About the Author
Daniel W. Draz is the principal of Fraud Solutions, an international fraud consulting firm. He has 26 years of successful fraud investigation, fraud training, fraud prevention, fraud management, risk (management and investigation), audit, regulatory and compliance experience exclusively in the financial services sector.
In his previous role, he was the corporate investigations manager at TransUnion LLC, where he over saw the Corporate Investigations Department, also serving as the global anti-fraud liaison to TransUnion’s operations in 25 foreign countries on six continents. Additionally, his responsibilities included oversight for all internal employee investigations involving violations of ethics, code of business conduct, hotline and acceptable technology usage policies and procedures. Daniel’s staff also investigated all customer interfacing matters and violations, violations of customer contract agreements, violations of federal rules and regulations governing permissible purpose, access of consumer credit information and cases with federal law enforcement agencies involving rings, organized criminal activity and national security matters.
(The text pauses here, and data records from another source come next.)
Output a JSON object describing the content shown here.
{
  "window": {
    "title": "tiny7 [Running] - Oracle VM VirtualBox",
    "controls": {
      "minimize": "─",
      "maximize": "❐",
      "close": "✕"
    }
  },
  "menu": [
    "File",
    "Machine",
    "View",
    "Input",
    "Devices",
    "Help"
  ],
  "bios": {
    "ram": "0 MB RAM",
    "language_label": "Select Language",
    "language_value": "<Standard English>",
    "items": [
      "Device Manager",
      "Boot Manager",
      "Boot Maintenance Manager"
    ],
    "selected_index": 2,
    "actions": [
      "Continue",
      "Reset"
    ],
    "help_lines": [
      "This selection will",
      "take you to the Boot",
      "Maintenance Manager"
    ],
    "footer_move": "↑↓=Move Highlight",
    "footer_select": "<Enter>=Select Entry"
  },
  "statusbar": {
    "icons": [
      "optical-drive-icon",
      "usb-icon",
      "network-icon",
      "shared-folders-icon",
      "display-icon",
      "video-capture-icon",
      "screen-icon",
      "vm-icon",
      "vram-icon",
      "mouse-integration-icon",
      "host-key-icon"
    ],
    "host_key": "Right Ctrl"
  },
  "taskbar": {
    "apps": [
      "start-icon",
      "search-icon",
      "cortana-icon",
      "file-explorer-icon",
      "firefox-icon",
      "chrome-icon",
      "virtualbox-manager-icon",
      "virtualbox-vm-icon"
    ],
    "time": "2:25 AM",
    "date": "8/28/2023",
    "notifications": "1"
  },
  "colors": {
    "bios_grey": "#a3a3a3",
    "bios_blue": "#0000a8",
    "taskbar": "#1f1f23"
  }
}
Prior to joining TransUnion, Daniel was a fraud investigator in the Special Investigations Unit at Standard Insurance Company in Portland, Oregon. In that capacity, he conducted sophisticated insurance (life, health and disability) investigations (civil and criminal) into questionable/fraudulent claims; referred insurance fraud investigations to local, state and federal law enforcement agencies nationwide for prosecution consideration; coordinated investigations with law enforcement agencies and prosecutors; and advised counsel, senior management and business units on fraud issues/problems/solutions. Additionally, he was also responsible for development and delivery of anti-fraud training programs and training on red flags/fraud avoidance/investigation procedures/methods to minimize exposure to financial loss.
Previously, Daniel owned and operated an investigative and fraud consulting agency in California, providing specialized fraud consulting, investigative and litigation consulting services to businesses and corporations, insurance companies, self-insureds, financial services firms, large law firms, government agencies, telecom carriers and select individual clients nationally.
Daniel has been a Certified Fraud Examiner (CFE) since 1996 and is a member of the American Society for Industrial Security’s (ASIS) Economic Crime Council. He has an M.S. in Economic Crime Management from Utica College (2005) and a B.S. in Criminal Justice from Arizona State University (1985). He currently holds adjunct professorships at four colleges, where he teaches a variety of graduate and undergraduate classes involving various forms of fraud, economic crime, white collar crime and criminal justice. He also has extensive experience teaching both in the classroom and online, and with developing unique academic curriculum.
Daniel is a former member of the International Association of Special Investigation Units (IASIU) and a frequent speaker at national industry conferences. He is formerly associate editor, fraud investigations for PI (Private Investigator) Magazine, where he wrote on a variety of fraud-related topics. Daniel also created the first insurance fraud column for FRAUD Magazine, the official publication of the Association of Certified Fraud Examiners and is an occasional contributor to SIU Today, the official publication of the International Association of Special Investigations Units. He has been published over 40 times in industry and trade publications over the years and frequently mentors other investigators and fraud professionals around the country.
To contact Daniel, email him at firstname.lastname@example.org.
Daniel writes a regular column, Fraud Flashpoints, for Corporate Compliance Insights.